═════ RAW DATA
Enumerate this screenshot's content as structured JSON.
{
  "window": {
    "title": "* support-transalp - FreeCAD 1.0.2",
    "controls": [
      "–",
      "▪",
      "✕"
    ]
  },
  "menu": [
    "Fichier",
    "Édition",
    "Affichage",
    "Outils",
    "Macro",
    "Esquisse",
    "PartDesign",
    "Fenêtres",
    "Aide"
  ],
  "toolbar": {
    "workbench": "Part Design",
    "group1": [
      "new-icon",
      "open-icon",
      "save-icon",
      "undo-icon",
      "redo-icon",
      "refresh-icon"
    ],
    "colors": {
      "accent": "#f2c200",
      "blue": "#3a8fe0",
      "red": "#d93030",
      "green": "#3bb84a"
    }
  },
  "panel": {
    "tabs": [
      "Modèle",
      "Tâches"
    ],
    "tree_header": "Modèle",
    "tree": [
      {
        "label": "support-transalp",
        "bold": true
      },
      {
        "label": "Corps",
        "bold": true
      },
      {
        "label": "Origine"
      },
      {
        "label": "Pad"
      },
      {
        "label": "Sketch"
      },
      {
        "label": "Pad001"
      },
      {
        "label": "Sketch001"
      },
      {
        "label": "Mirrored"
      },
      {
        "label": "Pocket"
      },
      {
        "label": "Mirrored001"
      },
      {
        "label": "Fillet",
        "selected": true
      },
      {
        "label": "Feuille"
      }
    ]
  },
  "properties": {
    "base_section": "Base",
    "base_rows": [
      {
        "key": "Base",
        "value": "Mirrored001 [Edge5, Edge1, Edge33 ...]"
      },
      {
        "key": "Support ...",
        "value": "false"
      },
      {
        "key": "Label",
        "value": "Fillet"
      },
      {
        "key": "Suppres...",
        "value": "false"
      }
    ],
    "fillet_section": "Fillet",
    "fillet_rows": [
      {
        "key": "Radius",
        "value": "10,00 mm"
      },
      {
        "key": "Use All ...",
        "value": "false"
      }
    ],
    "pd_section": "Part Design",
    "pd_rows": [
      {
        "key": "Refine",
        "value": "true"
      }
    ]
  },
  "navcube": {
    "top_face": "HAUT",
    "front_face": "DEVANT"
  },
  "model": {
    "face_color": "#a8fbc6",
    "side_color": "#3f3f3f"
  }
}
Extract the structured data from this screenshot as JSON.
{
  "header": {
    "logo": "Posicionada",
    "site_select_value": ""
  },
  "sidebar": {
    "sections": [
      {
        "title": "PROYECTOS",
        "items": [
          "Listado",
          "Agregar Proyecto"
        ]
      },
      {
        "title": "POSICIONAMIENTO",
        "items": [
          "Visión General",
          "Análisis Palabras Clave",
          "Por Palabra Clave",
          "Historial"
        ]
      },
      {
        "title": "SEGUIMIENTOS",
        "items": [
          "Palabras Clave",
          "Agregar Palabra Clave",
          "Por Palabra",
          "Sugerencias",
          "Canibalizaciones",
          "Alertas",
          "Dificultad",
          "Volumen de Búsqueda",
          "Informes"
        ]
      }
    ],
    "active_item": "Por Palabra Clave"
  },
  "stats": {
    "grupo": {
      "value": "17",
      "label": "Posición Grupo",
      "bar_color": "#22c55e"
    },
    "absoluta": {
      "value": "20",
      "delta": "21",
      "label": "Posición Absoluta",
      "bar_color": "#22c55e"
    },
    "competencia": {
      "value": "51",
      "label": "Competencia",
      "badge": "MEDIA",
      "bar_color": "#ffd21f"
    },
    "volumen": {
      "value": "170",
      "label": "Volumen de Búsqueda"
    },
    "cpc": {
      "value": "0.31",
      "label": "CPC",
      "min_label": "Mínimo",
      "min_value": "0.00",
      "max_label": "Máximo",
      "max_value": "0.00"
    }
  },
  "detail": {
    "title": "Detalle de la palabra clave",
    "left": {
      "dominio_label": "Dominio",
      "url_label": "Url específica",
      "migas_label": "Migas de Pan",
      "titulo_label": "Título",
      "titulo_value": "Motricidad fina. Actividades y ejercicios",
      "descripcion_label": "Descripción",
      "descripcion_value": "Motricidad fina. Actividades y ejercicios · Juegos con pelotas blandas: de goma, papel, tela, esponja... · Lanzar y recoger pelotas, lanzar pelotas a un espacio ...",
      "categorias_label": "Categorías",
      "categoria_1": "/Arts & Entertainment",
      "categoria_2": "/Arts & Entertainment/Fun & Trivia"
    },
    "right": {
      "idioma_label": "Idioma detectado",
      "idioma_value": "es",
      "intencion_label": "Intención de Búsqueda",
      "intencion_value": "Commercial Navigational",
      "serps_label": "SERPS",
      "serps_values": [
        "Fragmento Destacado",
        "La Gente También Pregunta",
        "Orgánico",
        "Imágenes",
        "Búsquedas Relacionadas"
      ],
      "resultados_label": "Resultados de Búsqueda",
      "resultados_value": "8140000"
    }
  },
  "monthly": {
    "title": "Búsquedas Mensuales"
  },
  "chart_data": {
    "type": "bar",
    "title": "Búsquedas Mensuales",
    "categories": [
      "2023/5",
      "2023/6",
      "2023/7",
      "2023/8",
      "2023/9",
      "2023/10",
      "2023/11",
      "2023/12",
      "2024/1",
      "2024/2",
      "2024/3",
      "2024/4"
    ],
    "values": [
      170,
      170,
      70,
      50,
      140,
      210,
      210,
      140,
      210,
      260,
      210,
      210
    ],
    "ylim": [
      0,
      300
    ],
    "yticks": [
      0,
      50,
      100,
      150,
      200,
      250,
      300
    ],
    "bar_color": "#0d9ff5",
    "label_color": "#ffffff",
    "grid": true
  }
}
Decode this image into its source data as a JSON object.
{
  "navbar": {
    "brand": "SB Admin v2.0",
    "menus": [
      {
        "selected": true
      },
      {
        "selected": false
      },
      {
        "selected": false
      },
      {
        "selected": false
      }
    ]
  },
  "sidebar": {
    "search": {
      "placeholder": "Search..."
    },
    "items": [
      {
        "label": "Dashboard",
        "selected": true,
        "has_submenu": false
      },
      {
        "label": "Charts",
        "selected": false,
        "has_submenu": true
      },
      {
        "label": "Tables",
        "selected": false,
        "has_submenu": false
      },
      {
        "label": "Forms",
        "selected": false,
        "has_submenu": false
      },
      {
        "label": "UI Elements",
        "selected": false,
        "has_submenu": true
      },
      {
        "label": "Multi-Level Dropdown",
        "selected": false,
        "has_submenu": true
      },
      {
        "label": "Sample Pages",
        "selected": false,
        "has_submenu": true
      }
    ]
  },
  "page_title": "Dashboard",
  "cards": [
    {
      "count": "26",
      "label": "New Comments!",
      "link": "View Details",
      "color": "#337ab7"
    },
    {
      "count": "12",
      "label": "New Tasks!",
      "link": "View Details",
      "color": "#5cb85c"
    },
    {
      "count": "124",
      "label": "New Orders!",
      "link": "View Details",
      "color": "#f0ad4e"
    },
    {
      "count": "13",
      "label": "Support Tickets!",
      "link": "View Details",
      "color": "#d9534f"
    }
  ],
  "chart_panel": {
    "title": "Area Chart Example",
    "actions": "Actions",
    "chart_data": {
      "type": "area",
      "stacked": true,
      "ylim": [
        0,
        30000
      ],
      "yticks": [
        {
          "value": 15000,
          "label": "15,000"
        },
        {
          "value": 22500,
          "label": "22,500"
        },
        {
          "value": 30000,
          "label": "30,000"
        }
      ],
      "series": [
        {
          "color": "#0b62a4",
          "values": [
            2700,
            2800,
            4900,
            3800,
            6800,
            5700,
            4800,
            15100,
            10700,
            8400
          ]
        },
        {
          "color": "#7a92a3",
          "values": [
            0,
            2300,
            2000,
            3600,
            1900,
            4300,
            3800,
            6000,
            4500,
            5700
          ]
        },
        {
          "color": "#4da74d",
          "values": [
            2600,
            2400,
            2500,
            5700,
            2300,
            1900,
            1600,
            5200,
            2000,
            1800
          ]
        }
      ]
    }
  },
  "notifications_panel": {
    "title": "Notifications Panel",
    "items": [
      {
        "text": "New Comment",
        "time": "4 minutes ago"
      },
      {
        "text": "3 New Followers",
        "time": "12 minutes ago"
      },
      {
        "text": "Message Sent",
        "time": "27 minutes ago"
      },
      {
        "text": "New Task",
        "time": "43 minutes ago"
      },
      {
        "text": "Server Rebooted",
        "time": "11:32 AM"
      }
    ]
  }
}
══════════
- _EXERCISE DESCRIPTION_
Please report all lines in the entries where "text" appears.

- _ANSWER FOR THIS EXERCISE_
        "text": "New Comment",
        "text": "3 New Followers",
        "text": "Message Sent",
        "text": "New Task",
        "text": "Server Rebooted",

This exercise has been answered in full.